=== Section Start ===

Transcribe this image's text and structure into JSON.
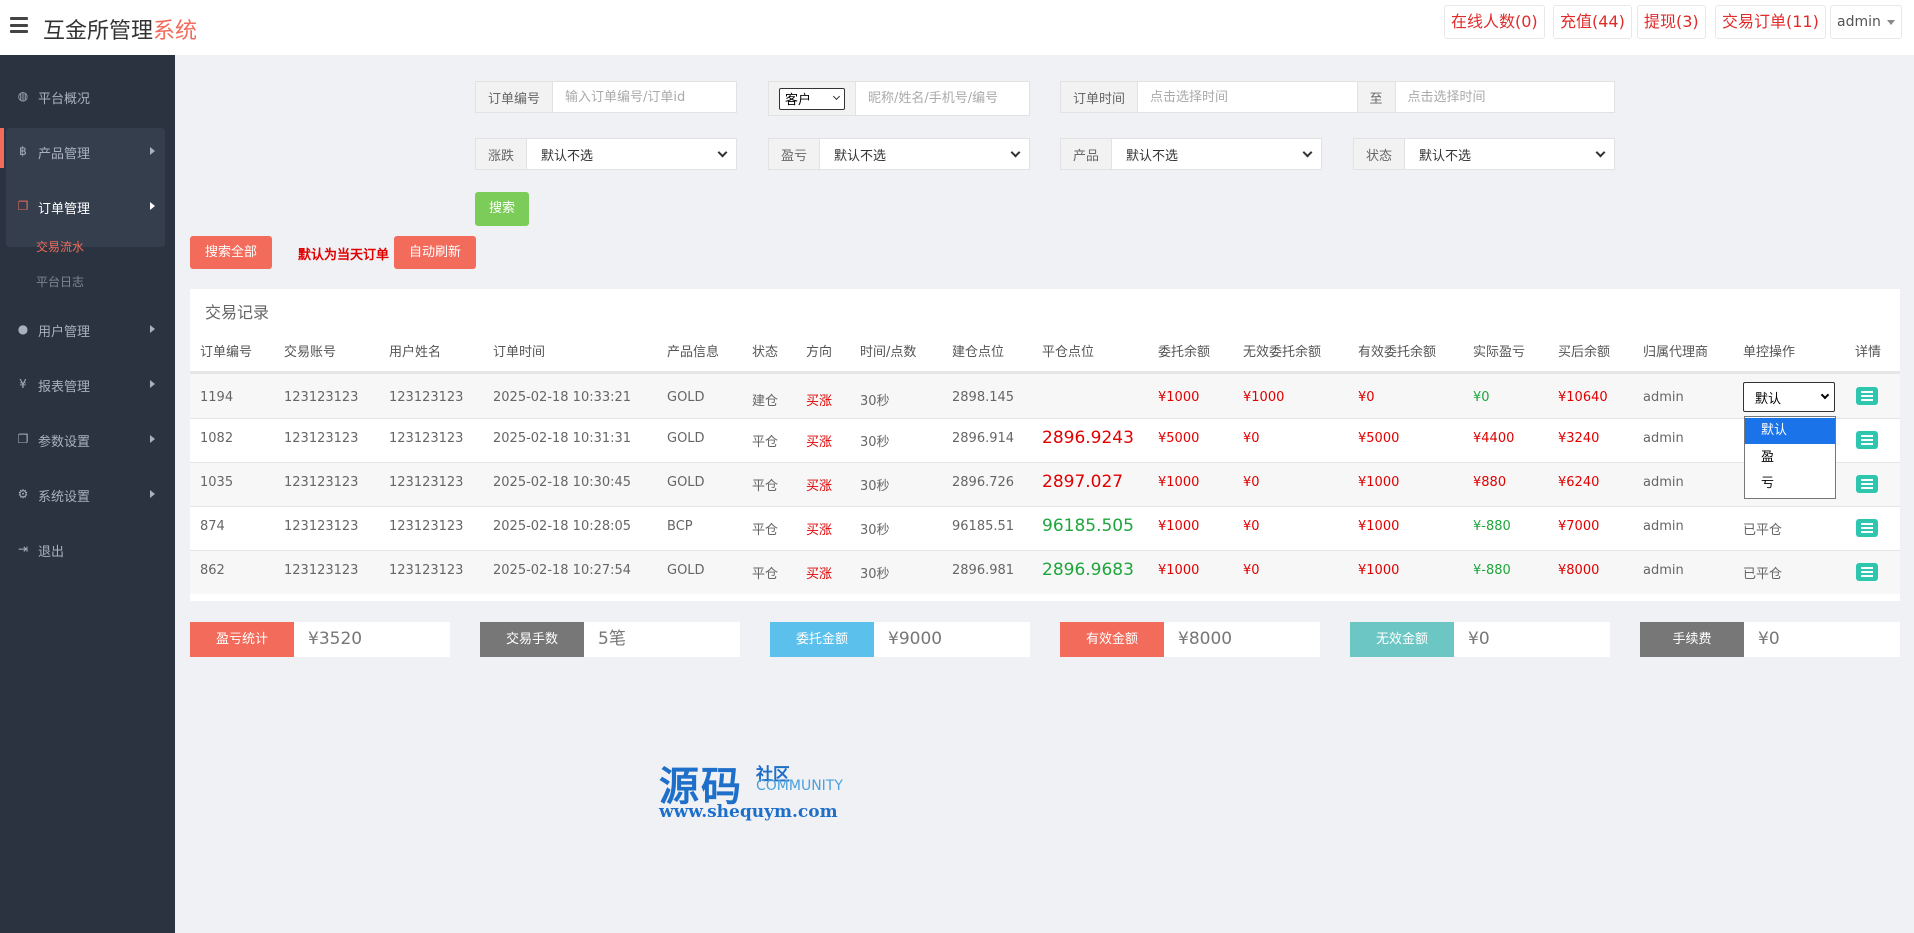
{
  "header": {
    "brand_main": "互金所管理",
    "brand_accent": "系统",
    "online": "在线人数(0)",
    "recharge": "充值(44)",
    "withdraw": "提现(3)",
    "trade_orders": "交易订单(11)",
    "user": "admin"
  },
  "sidebar": {
    "items": [
      {
        "label": "平台概况",
        "icon": "dashboard-icon"
      },
      {
        "label": "产品管理",
        "icon": "bitcoin-icon"
      },
      {
        "label": "订单管理",
        "icon": "copy-icon"
      },
      {
        "label": "用户管理",
        "icon": "user-icon"
      },
      {
        "label": "报表管理",
        "icon": "yen-icon"
      },
      {
        "label": "参数设置",
        "icon": "copy-icon"
      },
      {
        "label": "系统设置",
        "icon": "gears-icon"
      },
      {
        "label": "退出",
        "icon": "sign-out-icon"
      }
    ],
    "sub": [
      "交易流水",
      "平台日志"
    ]
  },
  "filters": {
    "order_no_label": "订单编号",
    "order_no_placeholder": "输入订单编号/订单id",
    "customer_select": "客户",
    "customer_placeholder": "昵称/姓名/手机号/编号",
    "time_label": "订单时间",
    "time_placeholder": "点击选择时间",
    "to_label": "至",
    "time_end_placeholder": "点击选择时间",
    "rise_label": "涨跌",
    "pl_label": "盈亏",
    "product_label": "产品",
    "status_label": "状态",
    "default_option": "默认不选",
    "search": "搜索",
    "search_all": "搜索全部",
    "today_note": "默认为当天订单",
    "auto_refresh": "自动刷新"
  },
  "table": {
    "title": "交易记录",
    "headers": [
      "订单编号",
      "交易账号",
      "用户姓名",
      "订单时间",
      "产品信息",
      "状态",
      "方向",
      "时间/点数",
      "建仓点位",
      "平仓点位",
      "委托余额",
      "无效委托余额",
      "有效委托余额",
      "实际盈亏",
      "买后余额",
      "归属代理商",
      "单控操作",
      "详情"
    ],
    "rows": [
      {
        "id": "1194",
        "account": "123123123",
        "name": "123123123",
        "time": "2025-02-18 10:33:21",
        "product": "GOLD",
        "status": "建仓",
        "dir": "买涨",
        "dur": "30秒",
        "open": "2898.145",
        "close": "",
        "entrust": "¥1000",
        "invalid": "¥1000",
        "valid": "¥0",
        "pl": "¥0",
        "after": "¥10640",
        "agent": "admin",
        "op": "默认"
      },
      {
        "id": "1082",
        "account": "123123123",
        "name": "123123123",
        "time": "2025-02-18 10:31:31",
        "product": "GOLD",
        "status": "平仓",
        "dir": "买涨",
        "dur": "30秒",
        "open": "2896.914",
        "close": "2896.9243",
        "entrust": "¥5000",
        "invalid": "¥0",
        "valid": "¥5000",
        "pl": "¥4400",
        "after": "¥3240",
        "agent": "admin",
        "op": ""
      },
      {
        "id": "1035",
        "account": "123123123",
        "name": "123123123",
        "time": "2025-02-18 10:30:45",
        "product": "GOLD",
        "status": "平仓",
        "dir": "买涨",
        "dur": "30秒",
        "open": "2896.726",
        "close": "2897.027",
        "entrust": "¥1000",
        "invalid": "¥0",
        "valid": "¥1000",
        "pl": "¥880",
        "after": "¥6240",
        "agent": "admin",
        "op": ""
      },
      {
        "id": "874",
        "account": "123123123",
        "name": "123123123",
        "time": "2025-02-18 10:28:05",
        "product": "BCP",
        "status": "平仓",
        "dir": "买涨",
        "dur": "30秒",
        "open": "96185.51",
        "close": "96185.505",
        "entrust": "¥1000",
        "invalid": "¥0",
        "valid": "¥1000",
        "pl": "¥-880",
        "after": "¥7000",
        "agent": "admin",
        "op": "已平仓"
      },
      {
        "id": "862",
        "account": "123123123",
        "name": "123123123",
        "time": "2025-02-18 10:27:54",
        "product": "GOLD",
        "status": "平仓",
        "dir": "买涨",
        "dur": "30秒",
        "open": "2896.981",
        "close": "2896.9683",
        "entrust": "¥1000",
        "invalid": "¥0",
        "valid": "¥1000",
        "pl": "¥-880",
        "after": "¥8000",
        "agent": "admin",
        "op": "已平仓"
      }
    ],
    "dropdown": [
      "默认",
      "盈",
      "亏"
    ]
  },
  "stats": [
    {
      "label": "盈亏统计",
      "value": "¥3520",
      "color": "#f26b5b"
    },
    {
      "label": "交易手数",
      "value": "5笔",
      "color": "#777777"
    },
    {
      "label": "委托金额",
      "value": "¥9000",
      "color": "#5bc0eb"
    },
    {
      "label": "有效金额",
      "value": "¥8000",
      "color": "#f26b5b"
    },
    {
      "label": "无效金额",
      "value": "¥0",
      "color": "#6cc6c3"
    },
    {
      "label": "手续费",
      "value": "¥0",
      "color": "#777777"
    }
  ],
  "watermark": {
    "main": "源码",
    "sub1": "社区",
    "sub2": "COMMUNITY",
    "url": "www.shequym.com"
  }
}
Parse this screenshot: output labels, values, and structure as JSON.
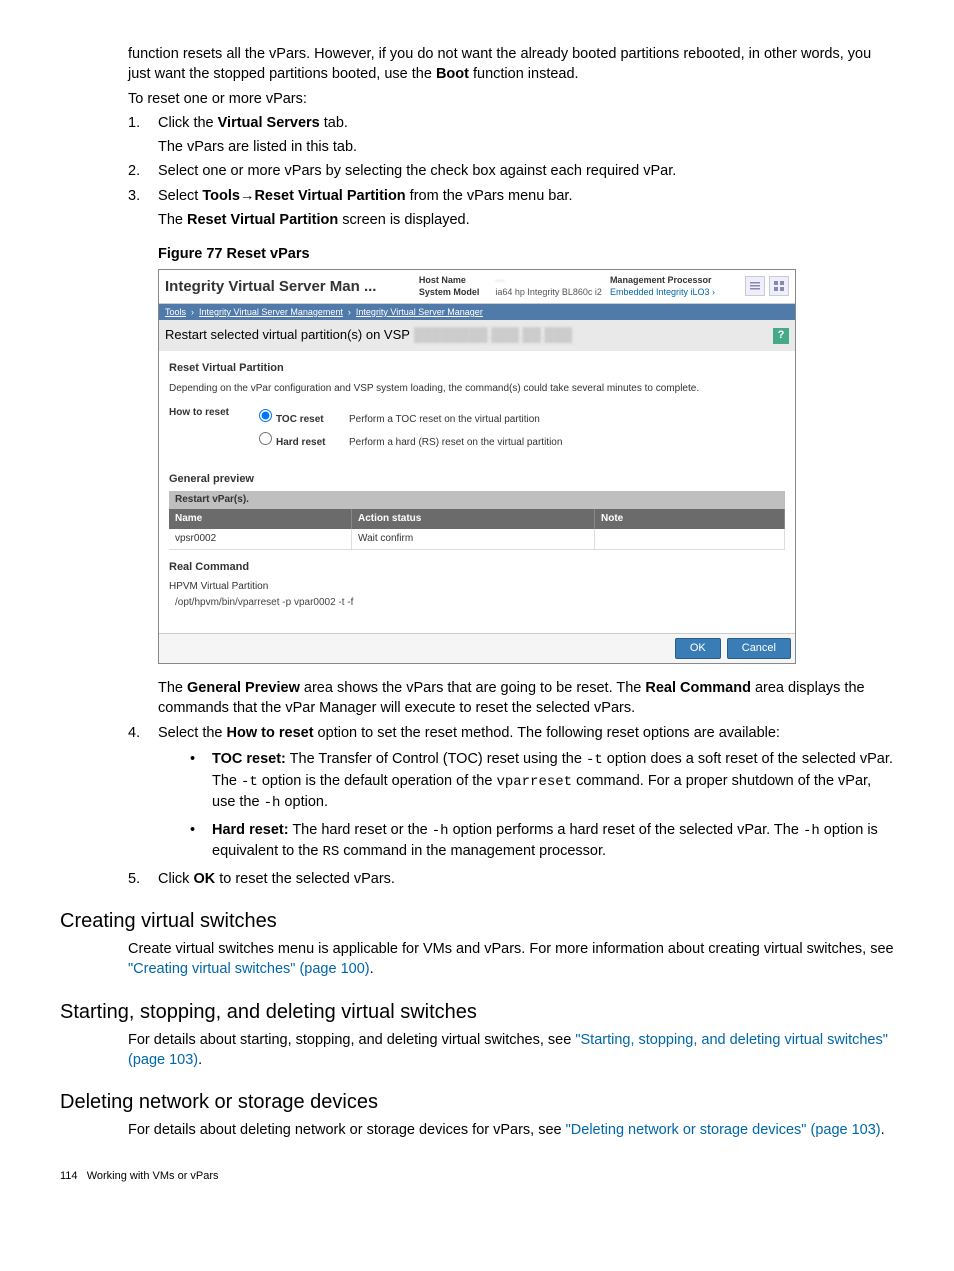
{
  "intro": {
    "p1_a": "function resets all the vPars. However, if you do not want the already booted partitions rebooted, in other words, you just want the stopped partitions booted, use the ",
    "p1_bold": "Boot",
    "p1_b": " function instead.",
    "p2": "To reset one or more vPars:"
  },
  "steps": {
    "s1_a": "Click the ",
    "s1_bold": "Virtual Servers",
    "s1_b": " tab.",
    "s1_sub": "The vPars are listed in this tab.",
    "s2": "Select one or more vPars by selecting the check box against each required vPar.",
    "s3_a": "Select ",
    "s3_bold1": "Tools",
    "s3_arrow": "→",
    "s3_bold2": "Reset Virtual Partition",
    "s3_b": " from the vPars menu bar.",
    "s3_sub_a": "The ",
    "s3_sub_bold": "Reset Virtual Partition",
    "s3_sub_b": " screen is displayed."
  },
  "figure": {
    "caption": "Figure 77 Reset vPars",
    "title": "Integrity Virtual Server Man ...",
    "host_name_label": "Host Name",
    "host_name_value": "—",
    "system_model_label": "System Model",
    "system_model_value": "ia64 hp Integrity BL860c i2",
    "mp_label": "Management Processor",
    "mp_value": "Embedded Integrity iLO3 ›",
    "breadcrumb_tools": "Tools",
    "breadcrumb_a": "Integrity Virtual Server Management",
    "breadcrumb_b": "Integrity Virtual Server Manager",
    "subtitle": "Restart selected virtual partition(s) on VSP",
    "section1": "Reset Virtual Partition",
    "desc": "Depending on the vPar configuration and VSP system loading, the command(s) could take several minutes to complete.",
    "howto": "How to reset",
    "opt1": "TOC reset",
    "opt1_desc": "Perform a TOC reset on the virtual partition",
    "opt2": "Hard reset",
    "opt2_desc": "Perform a hard (RS) reset on the virtual partition",
    "general_preview": "General preview",
    "restart_bar": "Restart vPar(s).",
    "th_name": "Name",
    "th_action": "Action status",
    "th_note": "Note",
    "row_name": "vpsr0002",
    "row_action": "Wait confirm",
    "real_command": "Real Command",
    "hpvm": "HPVM Virtual Partition",
    "cmd": "/opt/hpvm/bin/vparreset -p vpar0002 -t -f",
    "ok": "OK",
    "cancel": "Cancel"
  },
  "after_figure": {
    "p_a": "The ",
    "p_bold1": "General Preview",
    "p_b": " area shows the vPars that are going to be reset. The ",
    "p_bold2": "Real Command",
    "p_c": " area displays the commands that the vPar Manager will execute to reset the selected vPars."
  },
  "step4": {
    "main_a": "Select the ",
    "main_bold": "How to reset",
    "main_b": " option to set the reset method. The following reset options are available:",
    "b1_bold": "TOC reset:",
    "b1_a": " The Transfer of Control (TOC) reset using the ",
    "b1_code1": "-t",
    "b1_b": " option does a soft reset of the selected vPar. The ",
    "b1_code2": "-t",
    "b1_c": " option is the default operation of the ",
    "b1_code3": "vparreset",
    "b1_d": " command. For a proper shutdown of the vPar, use the ",
    "b1_code4": "-h",
    "b1_e": " option.",
    "b2_bold": "Hard reset:",
    "b2_a": " The hard reset or the ",
    "b2_code1": "-h",
    "b2_b": " option performs a hard reset of the selected vPar. The ",
    "b2_code2": "-h",
    "b2_c": " option is equivalent to the ",
    "b2_code3": "RS",
    "b2_d": " command in the management processor."
  },
  "step5_a": "Click ",
  "step5_bold": "OK",
  "step5_b": " to reset the selected vPars.",
  "sections": {
    "vswitches_title": "Creating virtual switches",
    "vswitches_a": "Create virtual switches menu is applicable for VMs and vPars. For more information about creating virtual switches, see ",
    "vswitches_link": "\"Creating virtual switches\" (page 100)",
    "vswitches_b": ".",
    "ssdel_title": "Starting, stopping, and deleting virtual switches",
    "ssdel_a": "For details about starting, stopping, and deleting virtual switches, see ",
    "ssdel_link": "\"Starting, stopping, and deleting virtual switches\" (page 103)",
    "ssdel_b": ".",
    "delnet_title": "Deleting network or storage devices",
    "delnet_a": "For details about deleting network or storage devices for vPars, see ",
    "delnet_link": "\"Deleting network or storage devices\" (page 103)",
    "delnet_b": "."
  },
  "footer": {
    "page": "114",
    "chapter": "Working with VMs or vPars"
  }
}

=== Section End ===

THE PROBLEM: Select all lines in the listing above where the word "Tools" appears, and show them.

PROBLEM SOLUTION:
    "s3_bold1": "Tools",
    "breadcrumb_tools": "Tools",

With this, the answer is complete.